Stored data entries
# # # # #

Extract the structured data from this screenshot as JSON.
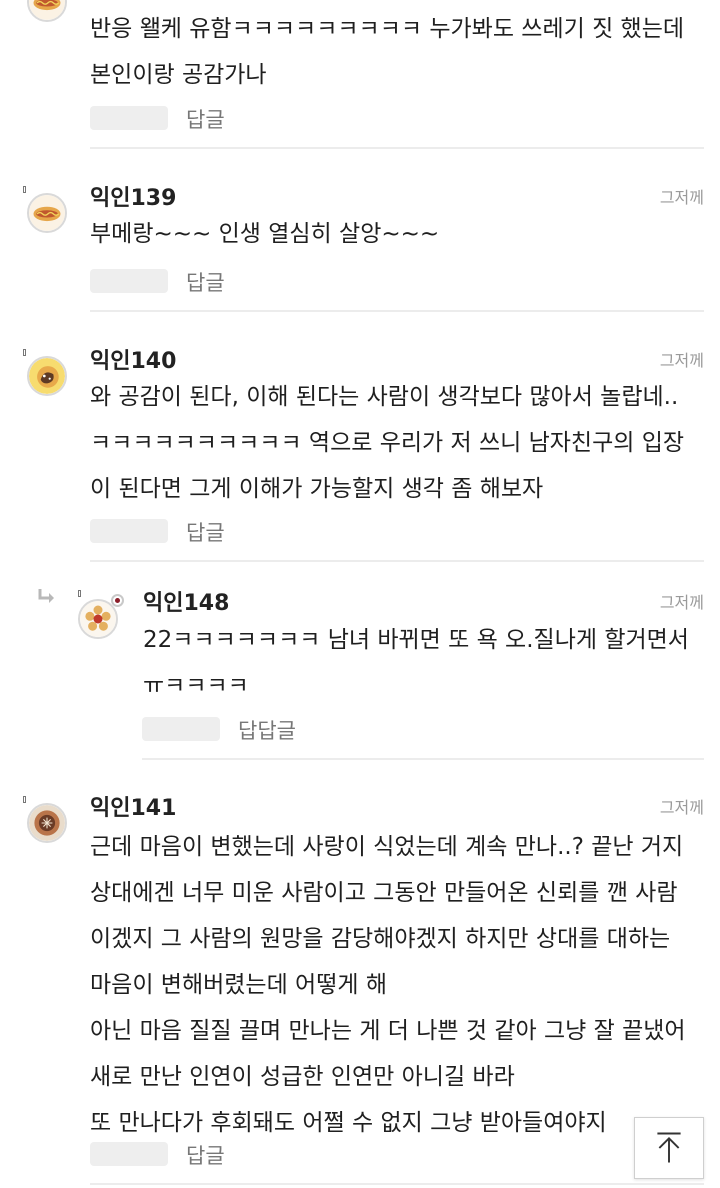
{
  "comments": [
    {
      "nickname": "",
      "time": "",
      "lines": [
        "반응 왤케 유함ㅋㅋㅋㅋㅋㅋㅋㅋㅋ 누가봐도 쓰레기 짓 했는데",
        "본인이랑 공감가나"
      ],
      "reply_label": "답글"
    },
    {
      "nickname": "익인139",
      "time": "그저께",
      "lines": [
        "부메랑~~~ 인생 열심히 살앙~~~"
      ],
      "reply_label": "답글"
    },
    {
      "nickname": "익인140",
      "time": "그저께",
      "lines": [
        "와 공감이 된다, 이해 된다는 사람이 생각보다 많아서 놀랍네..",
        "ㅋㅋㅋㅋㅋㅋㅋㅋㅋㅋ 역으로 우리가 저 쓰니 남자친구의 입장",
        "이 된다면 그게 이해가 가능할지 생각 좀 해보자"
      ],
      "reply_label": "답글"
    },
    {
      "nickname": "익인148",
      "time": "그저께",
      "lines": [
        "22ㅋㅋㅋㅋㅋㅋㅋ 남녀 바뀌면 또 욕 오.질나게 할거면서",
        "ㅠㅋㅋㅋㅋ"
      ],
      "reply_label": "답답글"
    },
    {
      "nickname": "익인141",
      "time": "그저께",
      "lines": [
        "근데 마음이 변했는데 사랑이 식었는데 계속 만나..? 끝난 거지",
        "상대에겐 너무 미운 사람이고 그동안 만들어온 신뢰를 깬 사람",
        "이겠지 그 사람의 원망을 감당해야겠지 하지만 상대를 대하는",
        "마음이 변해버렸는데 어떻게 해",
        "아닌 마음 질질 끌며 만나는 게 더 나쁜 것 같아 그냥 잘 끝냈어",
        "새로 만난 인연이 성급한 인연만 아니길 바라",
        "또 만나다가 후회돼도 어쩔 수 없지 그냥 받아들여야지"
      ],
      "reply_label": "답글"
    }
  ],
  "scroll_top_icon": "arrow-up-to-line-icon",
  "icons": {
    "reply_indicator": "reply-arrow-icon"
  },
  "colors": {
    "text": "#1f1f1f",
    "meta": "#9a9a9a",
    "reply_label": "#777777",
    "divider": "#ececec",
    "placeholder": "#eeeeee"
  }
}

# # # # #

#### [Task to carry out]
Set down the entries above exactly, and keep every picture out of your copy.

#### [Answer to this task]
Extract the structured data from this screenshot as JSON.
{
  "comments": [
    {
      "nickname": "",
      "time": "",
      "lines": [
        "반응 왤케 유함ㅋㅋㅋㅋㅋㅋㅋㅋㅋ 누가봐도 쓰레기 짓 했는데",
        "본인이랑 공감가나"
      ],
      "reply_label": "답글"
    },
    {
      "nickname": "익인139",
      "time": "그저께",
      "lines": [
        "부메랑~~~ 인생 열심히 살앙~~~"
      ],
      "reply_label": "답글"
    },
    {
      "nickname": "익인140",
      "time": "그저께",
      "lines": [
        "와 공감이 된다, 이해 된다는 사람이 생각보다 많아서 놀랍네..",
        "ㅋㅋㅋㅋㅋㅋㅋㅋㅋㅋ 역으로 우리가 저 쓰니 남자친구의 입장",
        "이 된다면 그게 이해가 가능할지 생각 좀 해보자"
      ],
      "reply_label": "답글"
    },
    {
      "nickname": "익인148",
      "time": "그저께",
      "lines": [
        "22ㅋㅋㅋㅋㅋㅋㅋ 남녀 바뀌면 또 욕 오.질나게 할거면서",
        "ㅠㅋㅋㅋㅋ"
      ],
      "reply_label": "답답글"
    },
    {
      "nickname": "익인141",
      "time": "그저께",
      "lines": [
        "근데 마음이 변했는데 사랑이 식었는데 계속 만나..? 끝난 거지",
        "상대에겐 너무 미운 사람이고 그동안 만들어온 신뢰를 깬 사람",
        "이겠지 그 사람의 원망을 감당해야겠지 하지만 상대를 대하는",
        "마음이 변해버렸는데 어떻게 해",
        "아닌 마음 질질 끌며 만나는 게 더 나쁜 것 같아 그냥 잘 끝냈어",
        "새로 만난 인연이 성급한 인연만 아니길 바라",
        "또 만나다가 후회돼도 어쩔 수 없지 그냥 받아들여야지"
      ],
      "reply_label": "답글"
    }
  ],
  "scroll_top_icon": "arrow-up-to-line-icon",
  "icons": {
    "reply_indicator": "reply-arrow-icon"
  },
  "colors": {
    "text": "#1f1f1f",
    "meta": "#9a9a9a",
    "reply_label": "#777777",
    "divider": "#ececec",
    "placeholder": "#eeeeee"
  }
}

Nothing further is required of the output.